| Exercise details |
Write out, unchanged, the lines from the one holding "Enumerate this screenshot's" to the close of the listing. Both the first and last lines belong in it.

[Material shown]

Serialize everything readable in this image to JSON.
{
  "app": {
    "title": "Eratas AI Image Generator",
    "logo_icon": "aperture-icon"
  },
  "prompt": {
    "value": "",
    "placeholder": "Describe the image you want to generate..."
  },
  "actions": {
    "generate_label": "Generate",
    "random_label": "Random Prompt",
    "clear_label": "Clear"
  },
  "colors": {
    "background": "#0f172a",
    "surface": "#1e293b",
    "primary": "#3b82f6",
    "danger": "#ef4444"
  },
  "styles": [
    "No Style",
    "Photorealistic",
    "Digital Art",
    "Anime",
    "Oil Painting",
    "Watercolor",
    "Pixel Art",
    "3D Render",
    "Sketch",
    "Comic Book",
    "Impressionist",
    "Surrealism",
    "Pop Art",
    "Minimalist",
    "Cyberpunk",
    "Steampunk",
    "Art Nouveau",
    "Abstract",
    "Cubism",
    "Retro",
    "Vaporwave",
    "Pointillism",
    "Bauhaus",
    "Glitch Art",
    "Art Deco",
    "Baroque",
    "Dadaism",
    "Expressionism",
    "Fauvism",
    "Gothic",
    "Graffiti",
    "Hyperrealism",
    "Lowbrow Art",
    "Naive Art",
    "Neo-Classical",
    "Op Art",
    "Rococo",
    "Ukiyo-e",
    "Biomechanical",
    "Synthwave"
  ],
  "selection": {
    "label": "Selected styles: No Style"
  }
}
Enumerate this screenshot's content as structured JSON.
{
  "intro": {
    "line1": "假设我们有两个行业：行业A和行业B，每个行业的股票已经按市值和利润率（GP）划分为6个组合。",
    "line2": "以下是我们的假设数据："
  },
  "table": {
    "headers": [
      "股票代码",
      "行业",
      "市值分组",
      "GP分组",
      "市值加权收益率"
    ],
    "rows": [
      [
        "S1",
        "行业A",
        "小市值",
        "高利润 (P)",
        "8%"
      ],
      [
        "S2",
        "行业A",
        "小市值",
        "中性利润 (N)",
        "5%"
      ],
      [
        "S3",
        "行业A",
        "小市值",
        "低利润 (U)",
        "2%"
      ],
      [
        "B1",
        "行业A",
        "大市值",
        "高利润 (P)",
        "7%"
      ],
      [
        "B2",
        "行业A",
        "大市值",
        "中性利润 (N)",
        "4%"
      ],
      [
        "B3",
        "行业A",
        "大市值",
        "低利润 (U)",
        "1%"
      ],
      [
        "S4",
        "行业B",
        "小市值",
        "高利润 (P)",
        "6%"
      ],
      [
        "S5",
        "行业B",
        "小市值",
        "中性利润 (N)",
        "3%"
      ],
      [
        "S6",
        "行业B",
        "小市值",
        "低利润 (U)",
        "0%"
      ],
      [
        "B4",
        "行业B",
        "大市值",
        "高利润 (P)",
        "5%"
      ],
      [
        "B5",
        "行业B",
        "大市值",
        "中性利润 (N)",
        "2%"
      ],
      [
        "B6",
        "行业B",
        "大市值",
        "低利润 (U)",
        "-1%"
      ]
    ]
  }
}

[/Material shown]

| Reply to the task |
Enumerate this screenshot's content as structured JSON.
{
  "intro": {
    "line1": "假设我们有两个行业：行业A和行业B，每个行业的股票已经按市值和利润率（GP）划分为6个组合。",
    "line2": "以下是我们的假设数据："
  },
  "table": {
    "headers": [
      "股票代码",
      "行业",
      "市值分组",
      "GP分组",
      "市值加权收益率"
    ],
    "rows": [
      [
        "S1",
        "行业A",
        "小市值",
        "高利润 (P)",
        "8%"
      ],
      [
        "S2",
        "行业A",
        "小市值",
        "中性利润 (N)",
        "5%"
      ],
      [
        "S3",
        "行业A",
        "小市值",
        "低利润 (U)",
        "2%"
      ],
      [
        "B1",
        "行业A",
        "大市值",
        "高利润 (P)",
        "7%"
      ],
      [
        "B2",
        "行业A",
        "大市值",
        "中性利润 (N)",
        "4%"
      ],
      [
        "B3",
        "行业A",
        "大市值",
        "低利润 (U)",
        "1%"
      ],
      [
        "S4",
        "行业B",
        "小市值",
        "高利润 (P)",
        "6%"
      ],
      [
        "S5",
        "行业B",
        "小市值",
        "中性利润 (N)",
        "3%"
      ],
      [
        "S6",
        "行业B",
        "小市值",
        "低利润 (U)",
        "0%"
      ],
      [
        "B4",
        "行业B",
        "大市值",
        "高利润 (P)",
        "5%"
      ],
      [
        "B5",
        "行业B",
        "大市值",
        "中性利润 (N)",
        "2%"
      ],
      [
        "B6",
        "行业B",
        "大市值",
        "低利润 (U)",
        "-1%"
      ]
    ]
  }
}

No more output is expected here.